‘People were screaming, I was very scared’: Cathay Pacific worker recounts horror crash on Hong Kong coach which left five dead and 32 hurt
- Passenger K.K. Lai miraculously escaped with only minor injuries and says he will continue to use the same coach service in future
Passenger K.K. Lai, 54, is a regular on coaches like the one that crashed on Friday, frequently dozing off in his seat on the way to work in the early hours of the morning.
He was violently jolted awake and confronted with scenes of chaos when the coach carrying more than 30 people from Kowloon to the airport ploughed into a stationary taxi in Tsing Yi.
“The bus was still running and hitting things just at the moment I woke up. I was not sure where I was, but I heard a loud rumbling,” he said. “I was worried about whether we were on a bridge and would plunge into the sea.”

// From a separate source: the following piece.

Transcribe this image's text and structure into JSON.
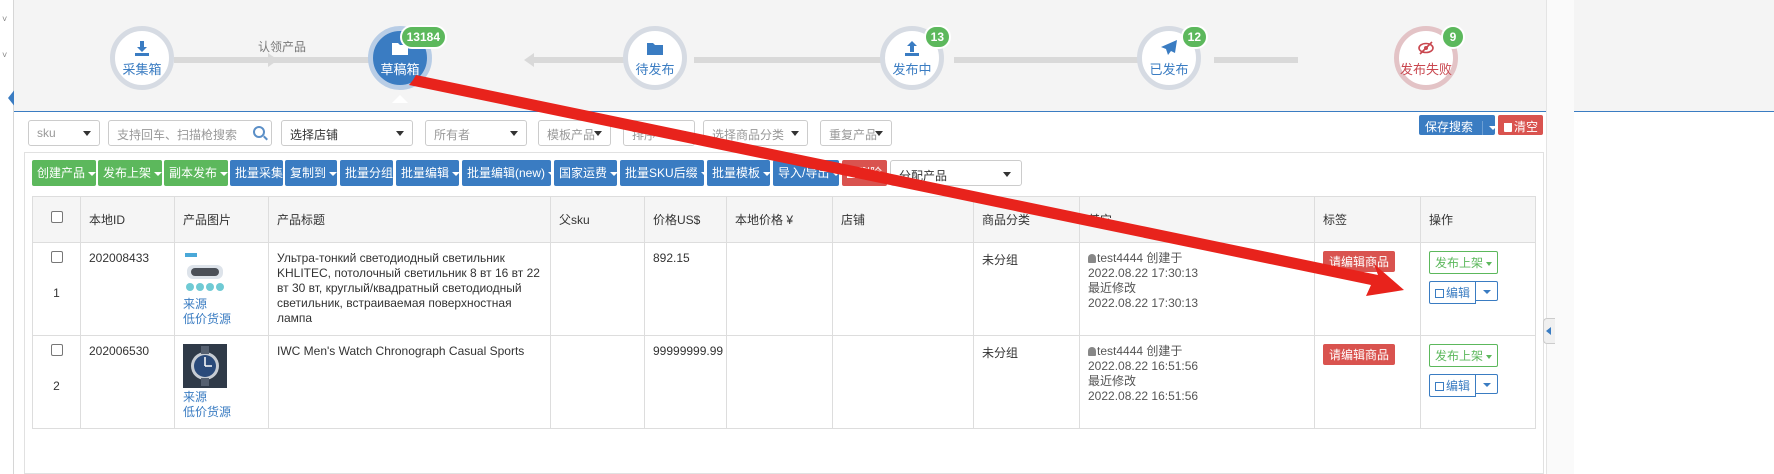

Lai works as a driver for Cathay Pacific Airways’ freight and storage services subsidiary HAS. He miraculously escaped serious injury, but five people, including the taxi driver, were killed in the incident. Another 32 were injured.
“There was chaos. Some people had fallen on the floor, trapped under seats. Some were screaming. I was very scared,” he said.
“I saw a woman sitting next to a window, bleeding. She was leaning on the glass, eyes closed. But we couldn’t help her much until the paramedics arrived. I dared not move the wounded passengers because I didn’t know where they were injured.”
Coach driver in crash that left five dead and 32 injured had been working 12-hour shifts, Hong Kong police say
Lai had been making Friday’s journey with four colleagues, all of whom survived.
“I was in a window seat on the fifth row from the back. I had my seat belt fastened,” he said.
Lai bruised his knees and lower legs and scratched his right hand trying to grab hold of something as the bus came to a halt. He was later treated at Princess Margaret Hospital in Kwai Chung and discharged.
Despite the close call, he has no plans to find another way to get to work.
“I will have to continue to rely on these coaches,” he said of the HK$30 (US$3.80) service run by Kwoon Chung Bus Group. “The overnight routes operated by Citybus do not often fit my schedule, and it’s difficult to get a seat.”
Lai has been working at the airport for more than three decades, and said his transport options were limited despite improvements over the years.
“They have fewer stops on this coach and you can always get a seat.”